Dr Mahathir, Deng Xiao-Ping, Lee Kwun Yew, Park Chung he, etc were politicians who thought for their countries, beyond their own selves. They gave economic doctrine, but let the professionals to deliver; indeed their follow up and accountability mechanism was also flawless too. Non-performance was corrected with speed. No confusion for expelling the under performers.
The unfortunate story of my country is that it never had a politician who was good at economics and no economist who could make to be a good politician. India had Nehru and Manmohan Singh; China had Mao, Chou and Deng and Germany had a Ludwig and Adenauer. Politicians in our country must learn to give space to economics.
Politicians, who have the imagination to become dream merchants of the populace, are the only ones who know the significance of economic planning.
In most countries, the planning commission or minister, are given the highest of importance —where is our ‘Planning Commission’? Does it have any recognisable claim for initiating or putting together long-term thinking!
We, as a nation possess the talent. It is regrettably the lack of ability of politicians to put to best use the available proficiency in many fields. History proves we are good only in placing square pegs in round holes. The consequence of this approach is before us.
Recently, to our collective chagrin we saw footages of our youth resorting to violence; they vandalised public and private assets; including killing law enforcers. Were these youth educated or uneducated? Possibly educated, so why this expression of frustration? This is a direct consequence of the economy’s inability to be absorptive of the young and available workforce. Employment opportunities are not in step with the number of youth wanting a share in the limited job market. Unemployment, which is a direct consequence of economic policy, begets social unrest and violence.
The annual budgets of revenue and expenditure are the only focus of this country. The budget season attracts more discussion and parlays on the short-term goals, than an economic plan. The short-sightedness of politicians must be repelled with long-term economic vision.
The need for framing policies that promote attracting trade and investment opportunities from beyond country’s frontiers is today critically important.
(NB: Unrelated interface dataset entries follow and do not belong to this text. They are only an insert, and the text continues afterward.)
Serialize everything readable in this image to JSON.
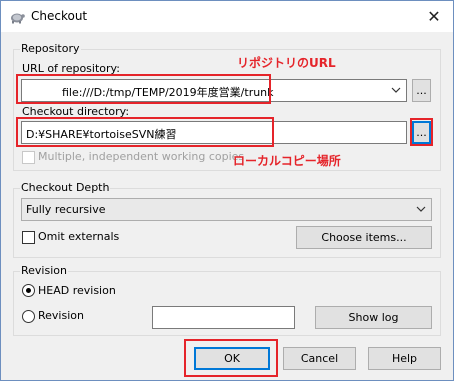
{
  "window": {
    "title": "Checkout",
    "icon": "tortoise-icon",
    "close_glyph": "✕"
  },
  "repository": {
    "group_label": "Repository",
    "url_label": "URL of repository:",
    "url_value": "file:///D:/tmp/TEMP/2019年度営業/trunk",
    "url_browse": "...",
    "checkout_dir_label": "Checkout directory:",
    "checkout_dir_value": "D:¥SHARE¥tortoiseSVN練習",
    "checkout_dir_browse": "...",
    "multiple_label": "Multiple, independent working copies",
    "multiple_checked": false,
    "multiple_disabled": true
  },
  "annotations": {
    "url_note": "リポジトリのURL",
    "local_note": "ローカルコピー場所",
    "color": "#e5242a"
  },
  "depth": {
    "group_label": "Checkout Depth",
    "selected": "Fully recursive",
    "omit_externals_label": "Omit externals",
    "omit_externals_checked": false,
    "choose_items_label": "Choose items..."
  },
  "revision": {
    "group_label": "Revision",
    "head_label": "HEAD revision",
    "head_selected": true,
    "revision_label": "Revision",
    "revision_value": "",
    "show_log_label": "Show log"
  },
  "footer": {
    "ok_label": "OK",
    "cancel_label": "Cancel",
    "help_label": "Help"
  }
}
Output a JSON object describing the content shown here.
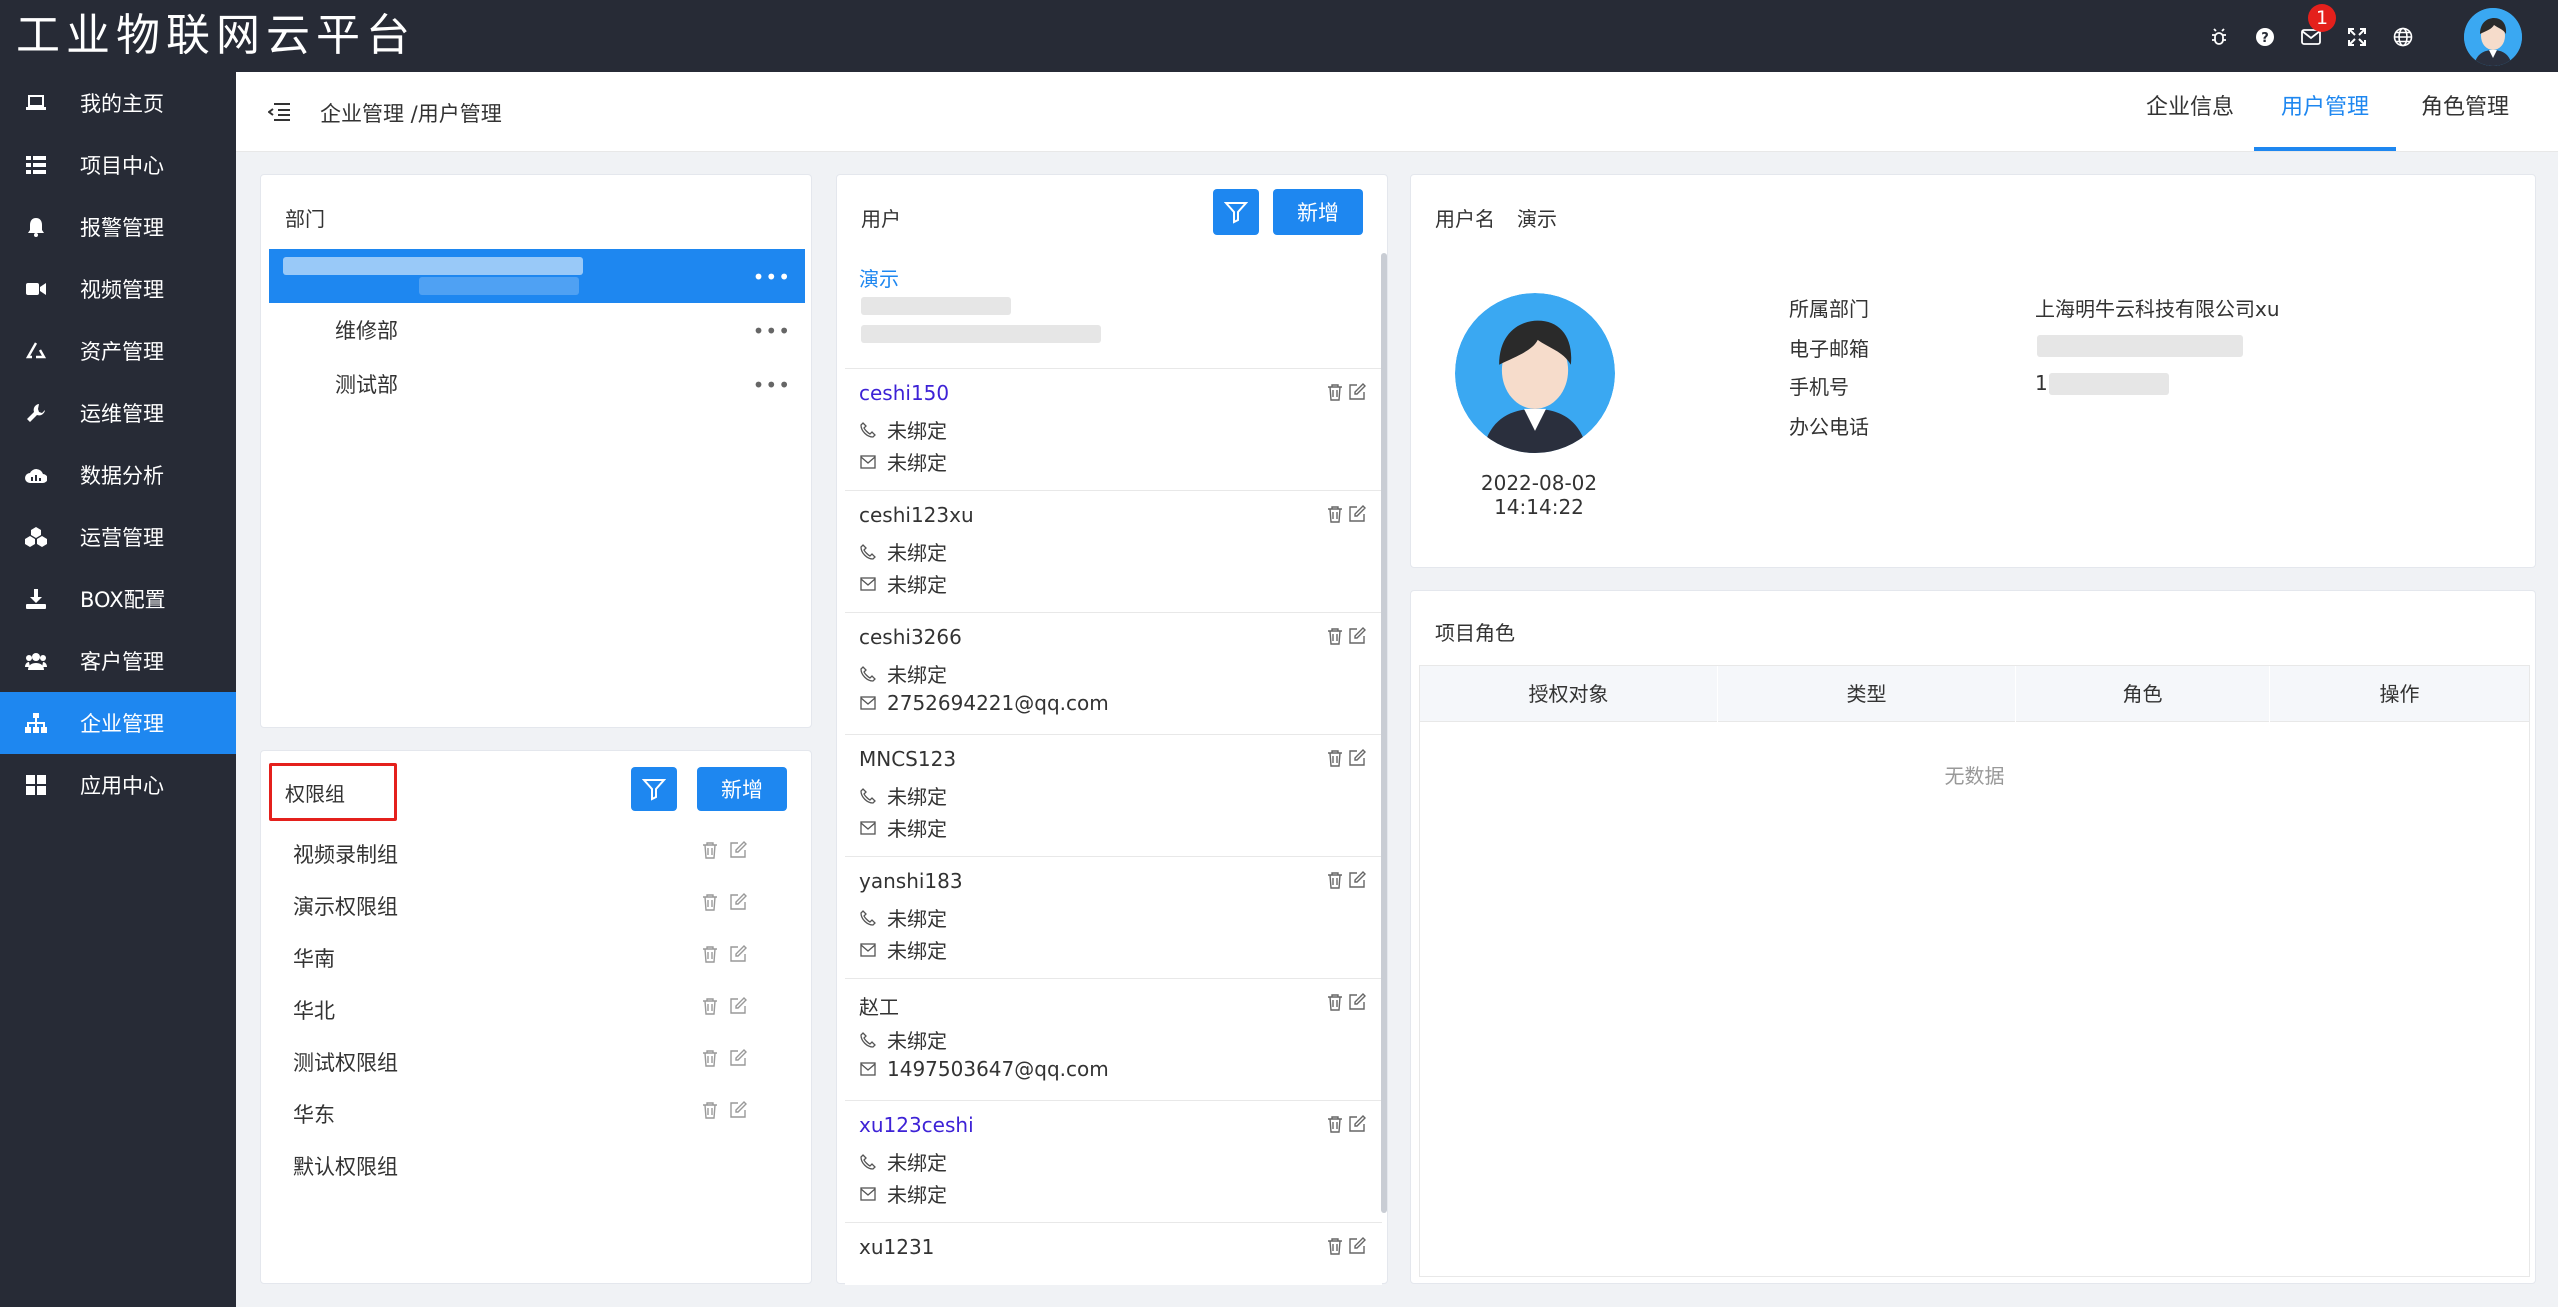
{
  "app": {
    "title": "工业物联网云平台"
  },
  "topbar": {
    "message_count": "1"
  },
  "sidebar": {
    "items": [
      {
        "label": "我的主页",
        "icon": "laptop-icon"
      },
      {
        "label": "项目中心",
        "icon": "list-icon"
      },
      {
        "label": "报警管理",
        "icon": "bell-icon"
      },
      {
        "label": "视频管理",
        "icon": "video-icon"
      },
      {
        "label": "资产管理",
        "icon": "recycle-icon"
      },
      {
        "label": "运维管理",
        "icon": "wrench-icon"
      },
      {
        "label": "数据分析",
        "icon": "cloud-chart-icon"
      },
      {
        "label": "运营管理",
        "icon": "cubes-icon"
      },
      {
        "label": "BOX配置",
        "icon": "download-icon"
      },
      {
        "label": "客户管理",
        "icon": "users-icon"
      },
      {
        "label": "企业管理",
        "icon": "sitemap-icon",
        "active": true
      },
      {
        "label": "应用中心",
        "icon": "grid-icon"
      }
    ]
  },
  "header": {
    "breadcrumb": "企业管理 /用户管理",
    "tabs": [
      {
        "label": "企业信息"
      },
      {
        "label": "用户管理",
        "active": true
      },
      {
        "label": "角色管理"
      }
    ]
  },
  "department": {
    "title": "部门",
    "items": [
      "维修部",
      "测试部"
    ]
  },
  "permission": {
    "title": "权限组",
    "add_label": "新增",
    "items": [
      "视频录制组",
      "演示权限组",
      "华南",
      "华北",
      "测试权限组",
      "华东",
      "默认权限组"
    ]
  },
  "users": {
    "title": "用户",
    "add_label": "新增",
    "first_name": "演示",
    "list": [
      {
        "name": "ceshi150",
        "phone": "未绑定",
        "email": "未绑定"
      },
      {
        "name": "ceshi123xu",
        "phone": "未绑定",
        "email": "未绑定"
      },
      {
        "name": "ceshi3266",
        "phone": "未绑定",
        "email": "2752694221@qq.com"
      },
      {
        "name": "MNCS123",
        "phone": "未绑定",
        "email": "未绑定"
      },
      {
        "name": "yanshi183",
        "phone": "未绑定",
        "email": "未绑定"
      },
      {
        "name": "赵工",
        "phone": "未绑定",
        "email": "1497503647@qq.com"
      },
      {
        "name": "xu123ceshi",
        "phone": "未绑定",
        "email": "未绑定"
      },
      {
        "name": "xu1231",
        "phone": "",
        "email": ""
      }
    ]
  },
  "detail": {
    "username_label": "用户名",
    "username": "演示",
    "created": "2022-08-02 14:14:22",
    "dept_label": "所属部门",
    "dept_value": "上海明牛云科技有限公司xu",
    "email_label": "电子邮箱",
    "phone_label": "手机号",
    "phone_value": "1",
    "office_label": "办公电话"
  },
  "roles": {
    "title": "项目角色",
    "columns": [
      "授权对象",
      "类型",
      "角色",
      "操作"
    ],
    "empty": "无数据"
  },
  "colors": {
    "primary": "#1e87f0",
    "dark": "#272b36",
    "alert": "#e4201c"
  }
}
We have seen the NE Asian and SE Asian newly industrialised countries emerge as a result of their economy being directional towards, an export-oriented policy making. In 1952, Adlai Stevenson, the American politician conveyed this thought and crafted it wholesomely, “It is not possible for this nation to be at once internationalist and economically isolationist.” This is just as insane as asking “one Siamese twin to high dive while the other plays the piano”.
Leadership's quality is judged by those who are chosen to surround itself. The current leadership at Islamabad conveys more confusion than confidence, about its economic charter. All hopes now are hinged on the new FM. Wishing him the very best for nation's sake than anything more.
The writer is a senior banker and freelance columnist